WHAT THIS TASK INVOLVES
Word for word, copy every line of the data.

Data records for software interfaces
####
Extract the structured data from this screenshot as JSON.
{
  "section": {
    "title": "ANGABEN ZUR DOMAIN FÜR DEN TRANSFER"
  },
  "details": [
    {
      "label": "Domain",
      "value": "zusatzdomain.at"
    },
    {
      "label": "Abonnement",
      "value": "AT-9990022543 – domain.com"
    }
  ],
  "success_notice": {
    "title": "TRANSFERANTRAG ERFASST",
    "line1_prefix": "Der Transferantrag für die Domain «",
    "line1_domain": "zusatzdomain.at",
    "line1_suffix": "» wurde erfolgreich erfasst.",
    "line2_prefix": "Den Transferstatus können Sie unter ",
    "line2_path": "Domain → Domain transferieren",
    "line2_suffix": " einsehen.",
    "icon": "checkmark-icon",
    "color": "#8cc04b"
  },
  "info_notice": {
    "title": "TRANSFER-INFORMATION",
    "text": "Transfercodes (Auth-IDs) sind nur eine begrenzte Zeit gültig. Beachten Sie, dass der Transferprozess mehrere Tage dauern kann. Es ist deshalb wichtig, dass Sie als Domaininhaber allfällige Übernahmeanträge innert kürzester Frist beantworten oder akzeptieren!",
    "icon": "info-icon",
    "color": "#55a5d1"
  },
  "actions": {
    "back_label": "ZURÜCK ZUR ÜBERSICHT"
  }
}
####
REPLY
Extract the structured data from this screenshot as JSON.
{
  "section": {
    "title": "ANGABEN ZUR DOMAIN FÜR DEN TRANSFER"
  },
  "details": [
    {
      "label": "Domain",
      "value": "zusatzdomain.at"
    },
    {
      "label": "Abonnement",
      "value": "AT-9990022543 – domain.com"
    }
  ],
  "success_notice": {
    "title": "TRANSFERANTRAG ERFASST",
    "line1_prefix": "Der Transferantrag für die Domain «",
    "line1_domain": "zusatzdomain.at",
    "line1_suffix": "» wurde erfolgreich erfasst.",
    "line2_prefix": "Den Transferstatus können Sie unter ",
    "line2_path": "Domain → Domain transferieren",
    "line2_suffix": " einsehen.",
    "icon": "checkmark-icon",
    "color": "#8cc04b"
  },
  "info_notice": {
    "title": "TRANSFER-INFORMATION",
    "text": "Transfercodes (Auth-IDs) sind nur eine begrenzte Zeit gültig. Beachten Sie, dass der Transferprozess mehrere Tage dauern kann. Es ist deshalb wichtig, dass Sie als Domaininhaber allfällige Übernahmeanträge innert kürzester Frist beantworten oder akzeptieren!",
    "icon": "info-icon",
    "color": "#55a5d1"
  },
  "actions": {
    "back_label": "ZURÜCK ZUR ÜBERSICHT"
  }
}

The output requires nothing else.